God Said This – Love Takes Many Forms

Dysfunctional family plays, often with a black sheep, are common theatrical fodder. Leah Nanako Winkler’s uneven play has originality going for it, but its prodigal daughter is the weakest character onstage.

Masako (Ako) is in a Kentucky hospital receiving chemotherapy treatments for cancer surrounded by family. Her husband of 27 years, James (Jay Patterson), is a non-drinking alcoholic, apparently grown kinder. The large, somewhat grizzled man sells “rocks” (minerals) at a flea market and sings Karaoke for fun. He’s attentive, but inexpressive. (Casting of the couple emphasizes differences making the relationship more interesting.)

Jay Patterson

Born Again Christian daughter Sophie (Emma Kikue) is solicitous and ever present whenever not at her Men’s Warehouse job. She and her mom pray together, though one gets the sense Masako is a nonbeliever. Self-centered, needy daughter, Hiro (Satomi Blair), who gets along with no one, has returned home from the city. She’s squired around by old high school friend John (Tom Coiner), who, to my mind, is expendable.

Interaction is credible. Masako suffers, but works at being positive. Sophie is furious at Hiro’s obliviousness to the gravity of the situation, the way her older sister treats both mom and dad. Hiro looks for any distraction she can find, even coming on to the married John. Very gradually things change, but by the time Hiro extends herself, connects with Sophie and somewhat with James…

Dramatization takes place at AA Meetings (with no fourth wall), the hospital, and wherever Hiro and John find themselves. Though I understand the playwright is trying to flesh out the delinquent daughter, latter scenes seem repetitive and weak. Part of the problem is that Hiro is totally unsympathetic. Other characters are well drawn. Conveying love is seen in radically different iterations. Winkler’s memory scene is lovely.

Emma Kikue and Satomi Blair

Ako (Masako) is the best thing on stage. As a cancer patient almost always confined to bed, you might think dramatic opportunity would be limited, but the actress gives us a wide range of believable emotion and physical reaction. Halting, accented speech illuminates the character. Facial expression is priceless. Maternal feeling permeates. Her final scene is charming.

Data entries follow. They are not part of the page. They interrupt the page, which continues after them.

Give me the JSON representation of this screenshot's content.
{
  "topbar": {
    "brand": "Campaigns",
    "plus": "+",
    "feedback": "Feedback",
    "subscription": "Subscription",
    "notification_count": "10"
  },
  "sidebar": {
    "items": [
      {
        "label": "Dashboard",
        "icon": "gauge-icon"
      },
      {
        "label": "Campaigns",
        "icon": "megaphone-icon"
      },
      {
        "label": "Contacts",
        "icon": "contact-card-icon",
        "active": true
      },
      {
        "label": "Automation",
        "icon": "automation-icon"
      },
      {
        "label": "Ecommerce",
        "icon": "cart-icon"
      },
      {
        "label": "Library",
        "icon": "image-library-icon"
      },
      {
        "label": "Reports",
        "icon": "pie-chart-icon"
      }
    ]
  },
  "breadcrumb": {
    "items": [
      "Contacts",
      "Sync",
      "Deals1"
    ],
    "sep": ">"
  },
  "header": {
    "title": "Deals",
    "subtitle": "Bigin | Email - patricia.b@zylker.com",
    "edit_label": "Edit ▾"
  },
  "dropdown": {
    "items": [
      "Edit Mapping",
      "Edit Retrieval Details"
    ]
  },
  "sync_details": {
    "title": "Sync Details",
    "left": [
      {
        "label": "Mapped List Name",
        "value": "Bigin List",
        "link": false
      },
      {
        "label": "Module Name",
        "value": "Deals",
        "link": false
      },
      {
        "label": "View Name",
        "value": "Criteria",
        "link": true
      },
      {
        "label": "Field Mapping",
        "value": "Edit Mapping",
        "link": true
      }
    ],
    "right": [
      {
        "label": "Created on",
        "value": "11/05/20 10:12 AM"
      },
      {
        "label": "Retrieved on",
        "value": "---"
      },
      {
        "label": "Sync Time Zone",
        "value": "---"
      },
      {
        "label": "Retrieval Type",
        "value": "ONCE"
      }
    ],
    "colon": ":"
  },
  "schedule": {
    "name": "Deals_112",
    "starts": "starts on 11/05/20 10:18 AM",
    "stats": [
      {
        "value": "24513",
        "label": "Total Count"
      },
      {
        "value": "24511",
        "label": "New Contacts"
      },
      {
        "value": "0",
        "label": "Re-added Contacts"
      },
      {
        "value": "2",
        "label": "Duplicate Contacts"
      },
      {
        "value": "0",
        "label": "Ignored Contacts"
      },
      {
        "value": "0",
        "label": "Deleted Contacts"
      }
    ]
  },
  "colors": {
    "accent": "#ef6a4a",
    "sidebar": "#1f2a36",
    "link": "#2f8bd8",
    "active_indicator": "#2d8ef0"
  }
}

Emma Kikue (Sophie) is aptly overwrought. If the director hadn’t given her a screaming scene, tone would have been otherwise appropriately sustained. Kikue has invested herself in the role. She’s theatrically grounded. Everything comes from somewhere. She listens.

As John, Jay Patterson offers a fine Kentucky accent and a quiet core ostensibly achieved by not drinking anymore. He lives, as do most alcoholics, in the center of a cyclone. Addressing AA Meetings and pride in his endeavors are convincing, difficulty with tenderness palpable, singing appealing. Patterson is less good with James’ daughters.

Ako

Director Morgan Gould’s staging works well. Small business – opening the blinds each day, for example, adds verisimilitude. Sophie’s physically aiding her mother and a sweet recollection of the past are beautifully handled. James’s low key relationship with Masako is deft. Characterization, however, is hit or miss and there’s entirely too much unnecessary yelling.

Tom Coiner’s John is just bland. (Part of this is the playwright’s fault. What’s the point of him?) When in the “car” with Hiro, she bounces, he doesn’t. Satomi Blair is so opaque, it’s as if she hasn’t figured out what Hiro is thinking or feeling.

Arnulfo Maldonado’s hospital Set is highly realistic.

Photos by James Leynse
Opening: Satomi Blair, Emma Kikue, Ako, Jay Patterson

Primary Stages presents
God Sad This by Leah Nanako Winkler
Directed by Morgan Gould
Cherry Lane Theatre    
38 Commerce St
Through February 15, 2019

About Alix Cohen (557 Articles)
Alix Cohen is the recipient of eight New York Press Club Awards for work published on this venue. Her writing history began with poetry, segued into lyrics and took a commercial detour while holding executive positions in product development, merchandising, and design. A cultural sponge, she now turns her diverse personal and professional background to authoring pieces about culture/the arts with particular interest in artists/performers and entrepreneurs. Theater, music, art/design are lifelong areas of study and passion. She is a voting member of Drama Desk and Drama League. Alix’s professional experience in women’s fashion fuels writing in that area. Besides Woman Around Town, the journalist writes for Cabaret Scenes, Broadway World, and Theater Pizzazz. Additional pieces have been published by The New York Post, The National Observer’s Playground Magazine, Pasadena Magazine, Times Square Chronicles, and ifashionnetwork. She lives in Manhattan. Of course.